A couple of weeks ago I heard that Dawson was doing some 3D in Grady County. I understand that is the same size survey-125 square miles.

The operators will definitely go for the areas with the better liquid content with the price of natural gas being depressed at around \$4 a thousand. Historically natural gas to oil was at a 6 to 1 ratio based on energy content. With oil at \$85 a barrel that would make natural gas worth, again based on equivalent energy content, \$14.16 per thousand cubic feet. In the reverse with gas at \$4 a thousand, oil should be \$24 a barrel. They diviorced a long time ago and will probably never get back in an energy equivalent equilibrium.

With the number of successful shale gas plays going on all over the U.S. the price of natural gas will probably stay at these levels and may drift down some more.
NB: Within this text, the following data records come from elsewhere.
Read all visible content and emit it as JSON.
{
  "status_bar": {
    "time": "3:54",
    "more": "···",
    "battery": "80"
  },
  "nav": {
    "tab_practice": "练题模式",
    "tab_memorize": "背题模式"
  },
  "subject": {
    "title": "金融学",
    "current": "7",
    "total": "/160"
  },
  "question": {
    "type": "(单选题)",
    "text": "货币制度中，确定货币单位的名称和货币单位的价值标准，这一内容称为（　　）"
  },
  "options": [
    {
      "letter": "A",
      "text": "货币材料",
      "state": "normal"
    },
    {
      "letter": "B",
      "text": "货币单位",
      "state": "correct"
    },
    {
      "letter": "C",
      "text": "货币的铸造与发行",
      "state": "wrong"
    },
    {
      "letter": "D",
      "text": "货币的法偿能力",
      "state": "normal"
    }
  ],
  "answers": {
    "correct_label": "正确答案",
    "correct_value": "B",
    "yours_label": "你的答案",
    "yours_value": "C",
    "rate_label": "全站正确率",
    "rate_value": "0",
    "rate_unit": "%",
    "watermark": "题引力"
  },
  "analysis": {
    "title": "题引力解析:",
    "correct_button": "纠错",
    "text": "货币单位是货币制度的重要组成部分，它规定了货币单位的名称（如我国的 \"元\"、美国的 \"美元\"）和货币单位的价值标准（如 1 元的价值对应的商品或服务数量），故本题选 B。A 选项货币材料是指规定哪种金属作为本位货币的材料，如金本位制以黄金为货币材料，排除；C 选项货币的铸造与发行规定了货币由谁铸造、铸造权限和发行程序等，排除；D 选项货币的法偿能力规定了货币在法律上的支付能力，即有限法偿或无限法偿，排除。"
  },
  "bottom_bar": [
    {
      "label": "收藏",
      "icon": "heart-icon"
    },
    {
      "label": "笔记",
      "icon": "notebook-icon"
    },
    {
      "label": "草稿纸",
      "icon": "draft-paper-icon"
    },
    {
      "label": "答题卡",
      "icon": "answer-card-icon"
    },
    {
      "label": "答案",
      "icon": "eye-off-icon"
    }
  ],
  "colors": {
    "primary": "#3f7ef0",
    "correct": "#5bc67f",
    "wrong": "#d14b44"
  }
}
Hey Don, the folks doing the seismic work around Calumet were Dawson. So maybe when the guy told me they were doing 125 sq mi he was talking about the area in Canadian Co and Grady Co.

Could be. The survey may be trying to extend the "Core", meaning the thicker Woodford and the more oily Woodford southeastward into northern Grady and possibly NE Caddo Counties.

Sooner or later there will be some technical papers written and presented at the Professional meetings and they will make interesting reading. But, they will not be presented or published until the company or two with the inside track based on this research has made their land play.

There is a really good well with oil with the gas in far Southeast Grady. I have lost track of where the test report is. I think it was a Sheridan or Marathon well, not sure about that. The operators would jump at connecting that"core" trend in Canadian County southeastward across Grady County. How wide NE-SW could it be? Unknown at this time and probably will not be known, exactly, for a few years.

I can tell you this, there will be a lot of leases made in the process.

Hopefully good news for all of us.

Great information Don. The Grady well you are thinking of could be Continental Resources in 3N/5W. My section is in 2N/4W Stephens County and Continental has a pooling order pending. So it looks like it is definitely, or should I say hopefully, moving Southeast.

Don Underwood said:

Could be. The survey may be trying to extend the "Core", meaning the thicker Woodford and the more oily Woodford southeastward into northern Grady and possibly NE Caddo Counties.

Sooner or later there will be some technical papers written and presented at the Professional meetings and they will make interesting reading. But, they will not be presented or published until the company or two with the inside track based on this research has made their land play.

There is a really good well with oil with the gas in far Southeast Grady. I have lost track of where the test report is. I think it was a Sheridan or Marathon well, not sure about that. The operators would jump at connecting that"core" trend in Canadian County southeastward across Grady County. How wide NE-SW could it be? Unknown at this time and probably will not be known, exactly, for a few years.

I can tell you this, there will be a lot of leases made in the process.